(Interface dataset entries)
--------------------------------------------------
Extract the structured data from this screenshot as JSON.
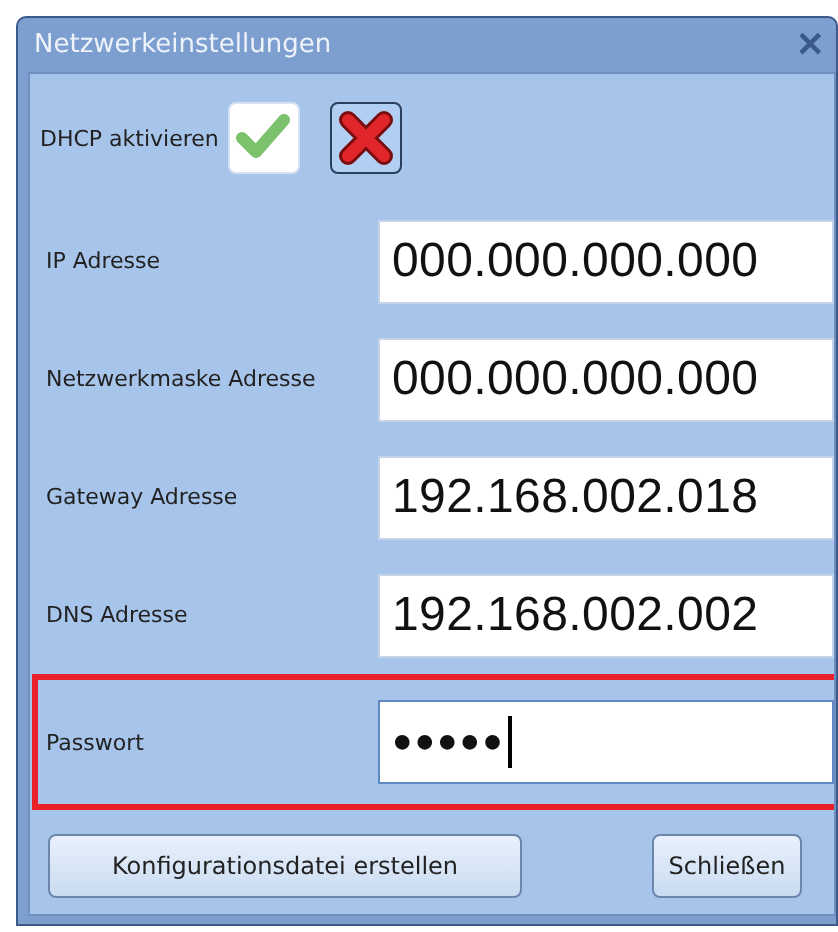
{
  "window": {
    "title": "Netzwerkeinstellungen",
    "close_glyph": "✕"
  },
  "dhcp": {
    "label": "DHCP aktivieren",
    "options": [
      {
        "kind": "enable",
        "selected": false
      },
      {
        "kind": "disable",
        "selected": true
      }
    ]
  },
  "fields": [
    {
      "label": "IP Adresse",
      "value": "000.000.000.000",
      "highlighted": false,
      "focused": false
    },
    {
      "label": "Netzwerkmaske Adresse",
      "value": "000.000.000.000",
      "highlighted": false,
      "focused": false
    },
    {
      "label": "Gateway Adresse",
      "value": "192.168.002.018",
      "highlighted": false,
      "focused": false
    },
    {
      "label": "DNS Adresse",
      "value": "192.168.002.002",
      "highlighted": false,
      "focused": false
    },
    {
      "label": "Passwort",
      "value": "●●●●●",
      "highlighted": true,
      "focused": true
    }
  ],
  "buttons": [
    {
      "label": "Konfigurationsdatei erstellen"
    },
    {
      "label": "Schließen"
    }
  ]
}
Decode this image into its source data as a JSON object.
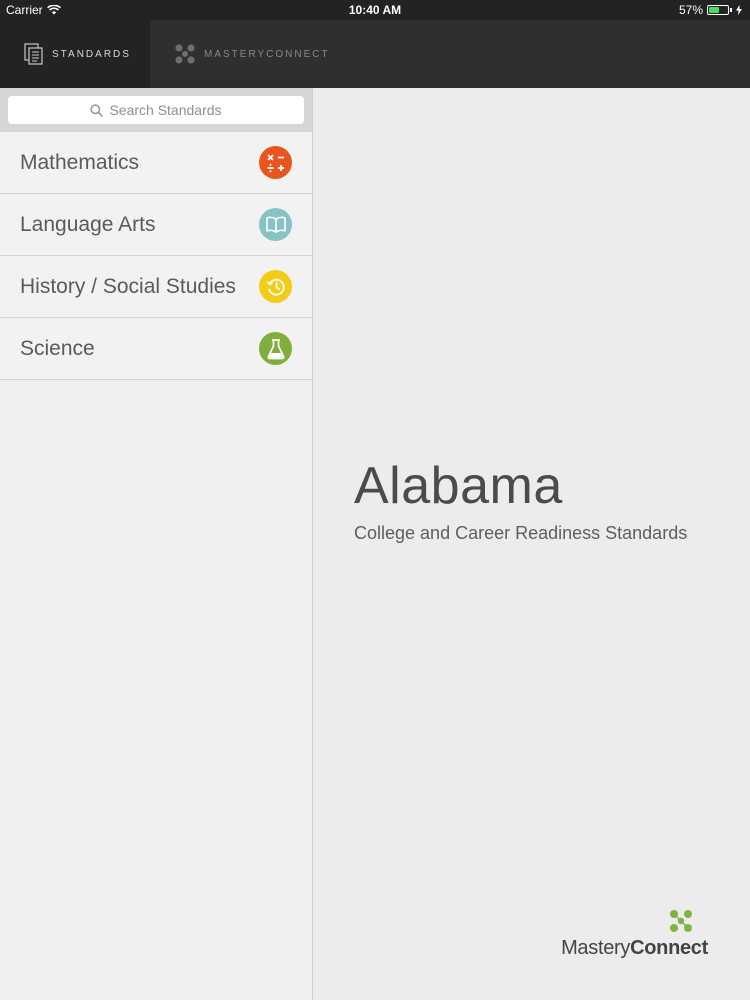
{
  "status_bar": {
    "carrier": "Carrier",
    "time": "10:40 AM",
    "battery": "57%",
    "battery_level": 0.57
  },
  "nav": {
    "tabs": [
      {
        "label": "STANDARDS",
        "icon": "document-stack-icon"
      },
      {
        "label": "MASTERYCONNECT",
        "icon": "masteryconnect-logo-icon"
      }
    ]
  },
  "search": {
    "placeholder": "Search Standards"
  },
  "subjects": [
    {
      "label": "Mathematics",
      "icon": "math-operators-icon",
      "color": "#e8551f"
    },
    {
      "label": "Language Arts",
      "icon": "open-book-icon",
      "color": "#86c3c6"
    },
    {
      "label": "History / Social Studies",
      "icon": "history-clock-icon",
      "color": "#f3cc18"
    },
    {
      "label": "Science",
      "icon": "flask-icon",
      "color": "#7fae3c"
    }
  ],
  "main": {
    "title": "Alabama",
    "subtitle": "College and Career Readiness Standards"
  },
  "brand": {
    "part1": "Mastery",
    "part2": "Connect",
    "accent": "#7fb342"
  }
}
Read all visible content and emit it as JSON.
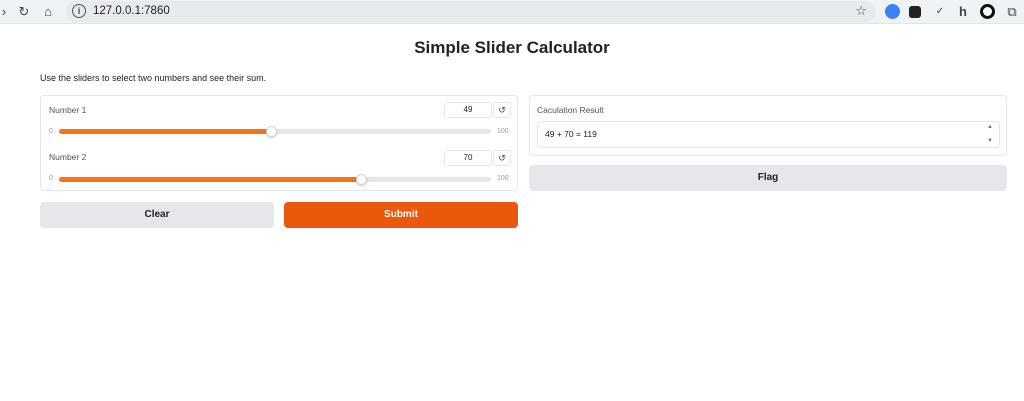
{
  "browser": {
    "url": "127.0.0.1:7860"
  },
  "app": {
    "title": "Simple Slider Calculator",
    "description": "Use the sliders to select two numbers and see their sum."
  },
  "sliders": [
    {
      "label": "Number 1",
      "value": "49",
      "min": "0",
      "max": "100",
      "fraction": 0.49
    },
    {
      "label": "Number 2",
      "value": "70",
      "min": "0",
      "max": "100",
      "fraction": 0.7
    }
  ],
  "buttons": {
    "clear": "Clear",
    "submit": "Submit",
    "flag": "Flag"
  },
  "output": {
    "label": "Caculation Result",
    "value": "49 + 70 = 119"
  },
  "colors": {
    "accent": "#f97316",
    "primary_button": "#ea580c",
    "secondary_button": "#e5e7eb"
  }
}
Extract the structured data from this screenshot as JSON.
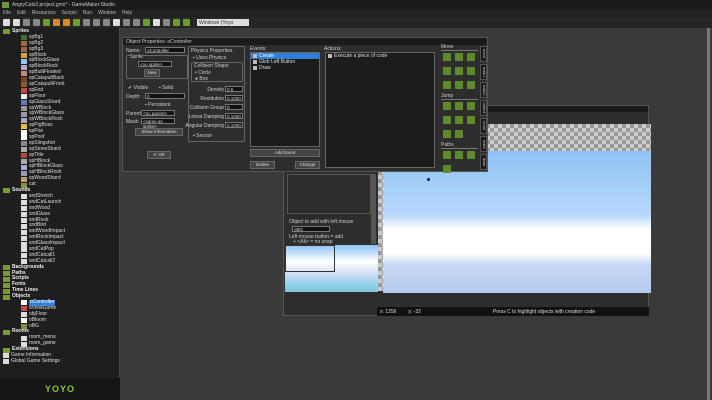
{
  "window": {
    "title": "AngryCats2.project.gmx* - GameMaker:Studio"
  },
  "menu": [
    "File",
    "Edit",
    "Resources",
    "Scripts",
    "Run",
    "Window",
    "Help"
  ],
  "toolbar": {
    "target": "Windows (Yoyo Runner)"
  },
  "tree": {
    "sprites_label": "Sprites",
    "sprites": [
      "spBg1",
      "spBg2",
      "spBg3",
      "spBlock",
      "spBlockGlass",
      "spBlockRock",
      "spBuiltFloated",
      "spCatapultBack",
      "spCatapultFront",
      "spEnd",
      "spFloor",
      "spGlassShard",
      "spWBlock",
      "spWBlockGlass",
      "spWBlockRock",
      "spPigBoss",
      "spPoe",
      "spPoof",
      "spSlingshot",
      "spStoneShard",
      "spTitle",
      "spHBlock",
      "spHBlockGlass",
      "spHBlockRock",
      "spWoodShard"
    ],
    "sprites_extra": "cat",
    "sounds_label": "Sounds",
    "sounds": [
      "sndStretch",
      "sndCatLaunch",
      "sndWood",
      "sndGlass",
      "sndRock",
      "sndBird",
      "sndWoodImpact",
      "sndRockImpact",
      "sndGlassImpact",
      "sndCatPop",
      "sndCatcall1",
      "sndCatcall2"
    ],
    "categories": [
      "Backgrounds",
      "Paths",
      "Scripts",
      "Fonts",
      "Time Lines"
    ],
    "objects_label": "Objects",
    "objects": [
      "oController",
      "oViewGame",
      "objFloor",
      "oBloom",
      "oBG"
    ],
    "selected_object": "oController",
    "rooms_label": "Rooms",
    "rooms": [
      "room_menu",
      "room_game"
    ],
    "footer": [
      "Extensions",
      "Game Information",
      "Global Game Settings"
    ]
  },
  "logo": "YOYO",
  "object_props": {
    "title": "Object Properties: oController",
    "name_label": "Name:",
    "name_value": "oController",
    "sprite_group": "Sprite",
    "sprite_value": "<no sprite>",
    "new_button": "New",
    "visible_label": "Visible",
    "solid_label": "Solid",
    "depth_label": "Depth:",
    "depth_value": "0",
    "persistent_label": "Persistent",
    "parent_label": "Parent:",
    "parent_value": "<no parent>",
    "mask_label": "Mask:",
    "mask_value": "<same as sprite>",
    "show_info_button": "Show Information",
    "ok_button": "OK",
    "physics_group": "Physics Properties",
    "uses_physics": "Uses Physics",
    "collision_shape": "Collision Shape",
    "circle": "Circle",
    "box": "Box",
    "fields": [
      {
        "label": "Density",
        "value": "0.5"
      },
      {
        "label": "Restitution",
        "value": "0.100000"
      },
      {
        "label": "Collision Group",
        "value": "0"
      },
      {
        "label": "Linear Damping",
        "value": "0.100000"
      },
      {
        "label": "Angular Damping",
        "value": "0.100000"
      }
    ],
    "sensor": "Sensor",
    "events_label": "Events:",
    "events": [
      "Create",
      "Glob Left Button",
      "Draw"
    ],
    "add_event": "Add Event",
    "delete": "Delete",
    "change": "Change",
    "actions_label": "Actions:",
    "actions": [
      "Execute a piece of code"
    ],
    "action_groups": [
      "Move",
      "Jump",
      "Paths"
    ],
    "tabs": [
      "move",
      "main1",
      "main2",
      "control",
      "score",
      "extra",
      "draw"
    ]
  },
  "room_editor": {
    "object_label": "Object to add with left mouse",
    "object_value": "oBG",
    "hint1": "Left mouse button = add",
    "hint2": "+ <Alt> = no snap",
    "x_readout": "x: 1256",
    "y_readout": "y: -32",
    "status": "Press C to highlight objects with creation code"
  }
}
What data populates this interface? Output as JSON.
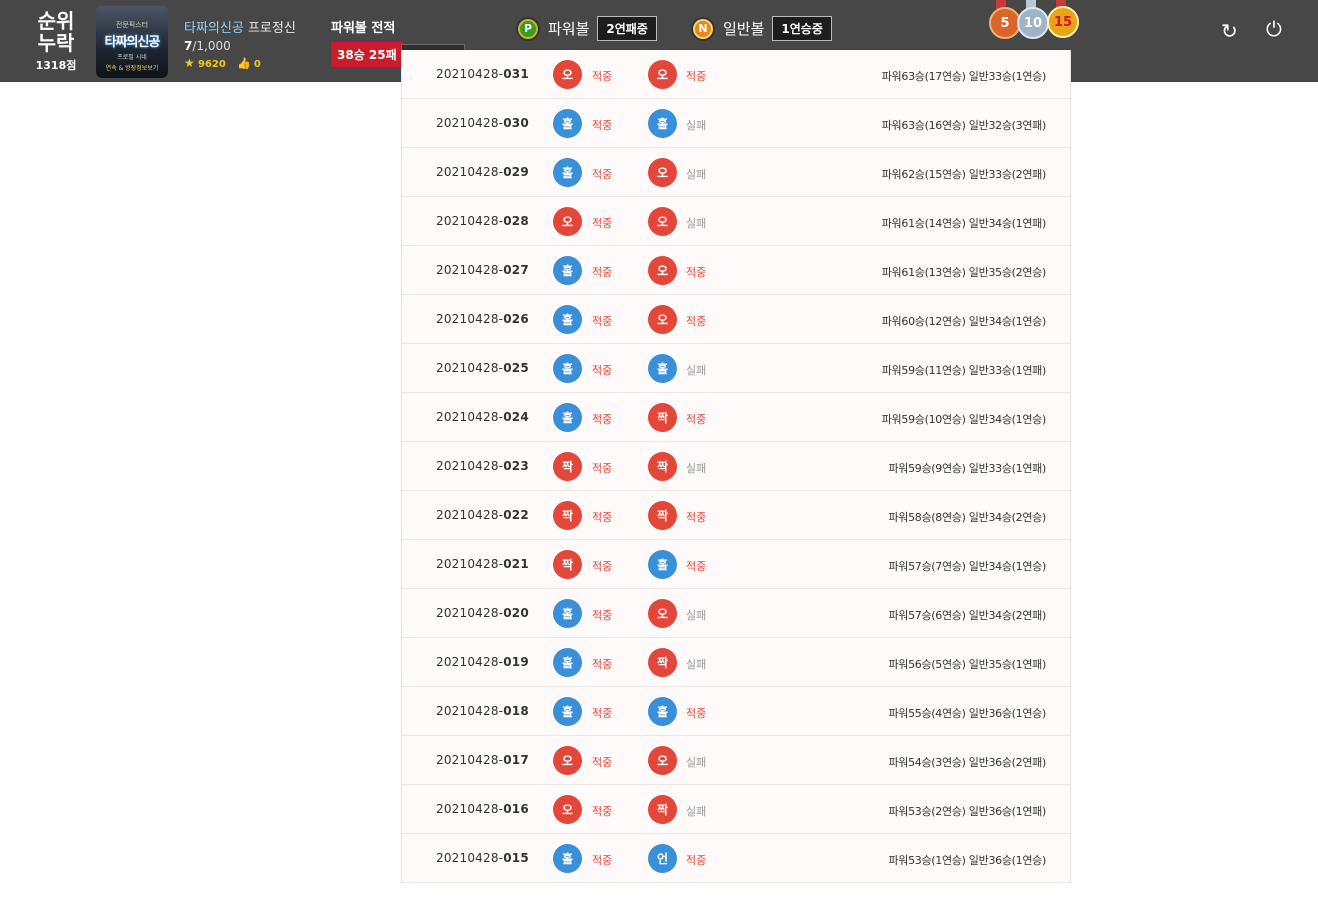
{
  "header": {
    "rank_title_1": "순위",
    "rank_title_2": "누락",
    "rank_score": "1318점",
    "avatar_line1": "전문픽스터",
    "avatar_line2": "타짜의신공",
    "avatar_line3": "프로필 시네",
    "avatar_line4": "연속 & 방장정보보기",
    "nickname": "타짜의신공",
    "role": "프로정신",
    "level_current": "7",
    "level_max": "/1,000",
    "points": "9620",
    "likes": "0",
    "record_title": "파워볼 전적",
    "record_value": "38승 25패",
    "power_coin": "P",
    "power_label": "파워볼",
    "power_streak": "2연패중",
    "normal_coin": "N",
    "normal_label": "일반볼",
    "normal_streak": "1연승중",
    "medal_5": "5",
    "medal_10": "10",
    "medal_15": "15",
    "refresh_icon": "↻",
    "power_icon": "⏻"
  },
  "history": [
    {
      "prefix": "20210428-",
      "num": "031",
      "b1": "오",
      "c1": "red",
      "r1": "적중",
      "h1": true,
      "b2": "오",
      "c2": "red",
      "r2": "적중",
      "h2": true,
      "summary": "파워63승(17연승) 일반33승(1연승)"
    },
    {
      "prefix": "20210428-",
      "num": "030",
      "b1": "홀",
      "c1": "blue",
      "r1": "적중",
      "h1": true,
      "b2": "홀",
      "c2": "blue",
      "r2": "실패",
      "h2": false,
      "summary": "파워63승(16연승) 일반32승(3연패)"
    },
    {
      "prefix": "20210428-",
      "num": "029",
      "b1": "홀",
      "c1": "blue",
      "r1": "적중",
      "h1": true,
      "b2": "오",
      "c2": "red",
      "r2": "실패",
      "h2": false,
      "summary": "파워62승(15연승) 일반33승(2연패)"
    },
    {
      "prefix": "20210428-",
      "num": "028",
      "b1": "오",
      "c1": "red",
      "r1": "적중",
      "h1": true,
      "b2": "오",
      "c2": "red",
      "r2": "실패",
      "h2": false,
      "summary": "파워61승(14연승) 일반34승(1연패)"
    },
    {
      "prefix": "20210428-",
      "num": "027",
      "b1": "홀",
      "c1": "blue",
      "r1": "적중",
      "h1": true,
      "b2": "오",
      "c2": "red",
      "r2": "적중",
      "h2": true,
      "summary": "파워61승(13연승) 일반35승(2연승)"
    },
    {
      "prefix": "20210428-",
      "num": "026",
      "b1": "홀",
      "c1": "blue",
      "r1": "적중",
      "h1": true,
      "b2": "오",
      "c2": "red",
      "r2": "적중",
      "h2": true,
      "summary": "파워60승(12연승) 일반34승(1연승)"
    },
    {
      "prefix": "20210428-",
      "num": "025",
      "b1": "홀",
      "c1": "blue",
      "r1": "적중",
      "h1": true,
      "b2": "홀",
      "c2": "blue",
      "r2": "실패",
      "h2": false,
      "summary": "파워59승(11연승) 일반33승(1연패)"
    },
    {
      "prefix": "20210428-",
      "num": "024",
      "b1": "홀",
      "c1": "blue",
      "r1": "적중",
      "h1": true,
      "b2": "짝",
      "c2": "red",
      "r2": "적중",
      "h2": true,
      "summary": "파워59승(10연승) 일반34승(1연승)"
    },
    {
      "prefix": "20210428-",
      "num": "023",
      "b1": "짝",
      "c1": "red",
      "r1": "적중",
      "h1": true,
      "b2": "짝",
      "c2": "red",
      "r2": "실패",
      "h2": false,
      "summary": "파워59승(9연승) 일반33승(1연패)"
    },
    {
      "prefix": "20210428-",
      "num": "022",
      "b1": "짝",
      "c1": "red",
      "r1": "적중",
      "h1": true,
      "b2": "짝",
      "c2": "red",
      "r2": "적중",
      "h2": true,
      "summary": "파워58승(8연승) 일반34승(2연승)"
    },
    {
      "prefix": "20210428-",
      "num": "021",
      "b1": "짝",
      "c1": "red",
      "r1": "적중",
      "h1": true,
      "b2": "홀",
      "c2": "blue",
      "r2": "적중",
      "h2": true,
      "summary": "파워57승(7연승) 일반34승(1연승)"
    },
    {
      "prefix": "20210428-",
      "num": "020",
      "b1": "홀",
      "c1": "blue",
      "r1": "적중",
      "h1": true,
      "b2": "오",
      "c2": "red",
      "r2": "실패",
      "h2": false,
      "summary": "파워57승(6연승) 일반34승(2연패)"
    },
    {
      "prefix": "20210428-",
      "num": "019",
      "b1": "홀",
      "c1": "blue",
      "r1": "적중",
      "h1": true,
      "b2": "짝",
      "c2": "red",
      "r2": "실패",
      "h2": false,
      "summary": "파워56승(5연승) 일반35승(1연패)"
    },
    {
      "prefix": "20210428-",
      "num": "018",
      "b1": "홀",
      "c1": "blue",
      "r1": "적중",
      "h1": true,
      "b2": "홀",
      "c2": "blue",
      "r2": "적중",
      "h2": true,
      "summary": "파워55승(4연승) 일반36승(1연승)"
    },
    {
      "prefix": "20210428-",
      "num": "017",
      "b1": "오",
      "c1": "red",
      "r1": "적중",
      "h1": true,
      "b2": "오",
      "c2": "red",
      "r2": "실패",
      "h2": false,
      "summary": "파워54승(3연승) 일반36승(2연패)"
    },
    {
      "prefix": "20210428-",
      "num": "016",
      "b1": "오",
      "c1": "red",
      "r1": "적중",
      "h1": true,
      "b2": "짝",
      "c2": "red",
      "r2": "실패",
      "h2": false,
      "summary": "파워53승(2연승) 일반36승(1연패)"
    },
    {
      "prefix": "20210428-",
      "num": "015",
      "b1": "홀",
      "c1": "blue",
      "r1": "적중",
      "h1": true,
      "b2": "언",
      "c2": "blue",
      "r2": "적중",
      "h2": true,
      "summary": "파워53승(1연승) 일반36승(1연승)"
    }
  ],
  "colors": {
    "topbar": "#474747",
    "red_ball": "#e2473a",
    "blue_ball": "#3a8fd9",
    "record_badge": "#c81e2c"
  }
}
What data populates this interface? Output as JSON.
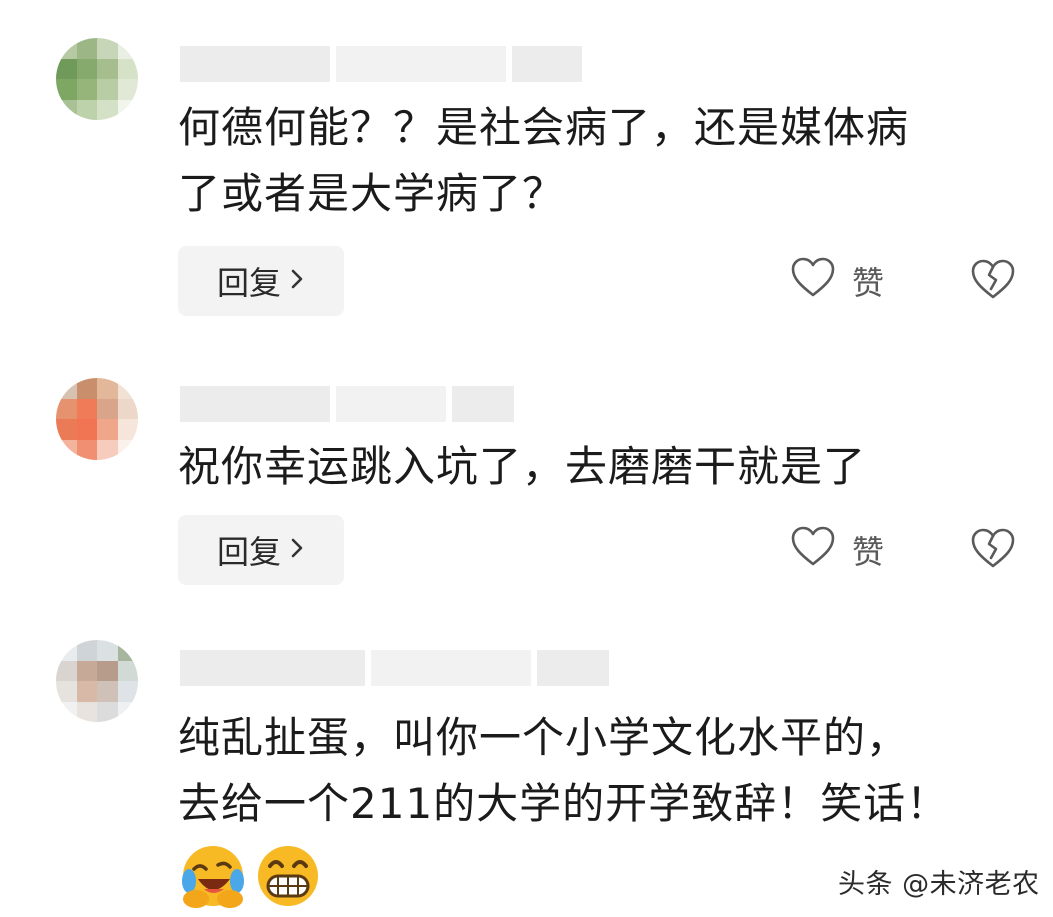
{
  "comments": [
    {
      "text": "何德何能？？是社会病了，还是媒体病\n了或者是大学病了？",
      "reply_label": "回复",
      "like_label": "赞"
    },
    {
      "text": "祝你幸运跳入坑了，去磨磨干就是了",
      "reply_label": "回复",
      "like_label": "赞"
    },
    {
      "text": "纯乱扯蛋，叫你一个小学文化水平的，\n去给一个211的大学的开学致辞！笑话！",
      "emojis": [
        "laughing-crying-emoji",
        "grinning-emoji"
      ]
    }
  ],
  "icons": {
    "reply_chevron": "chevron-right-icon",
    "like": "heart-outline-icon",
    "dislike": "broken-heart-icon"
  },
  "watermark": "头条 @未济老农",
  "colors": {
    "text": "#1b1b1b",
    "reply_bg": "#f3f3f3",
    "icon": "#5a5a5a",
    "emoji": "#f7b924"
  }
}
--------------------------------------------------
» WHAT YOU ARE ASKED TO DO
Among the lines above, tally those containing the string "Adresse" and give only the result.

» TASK RESPONSE
4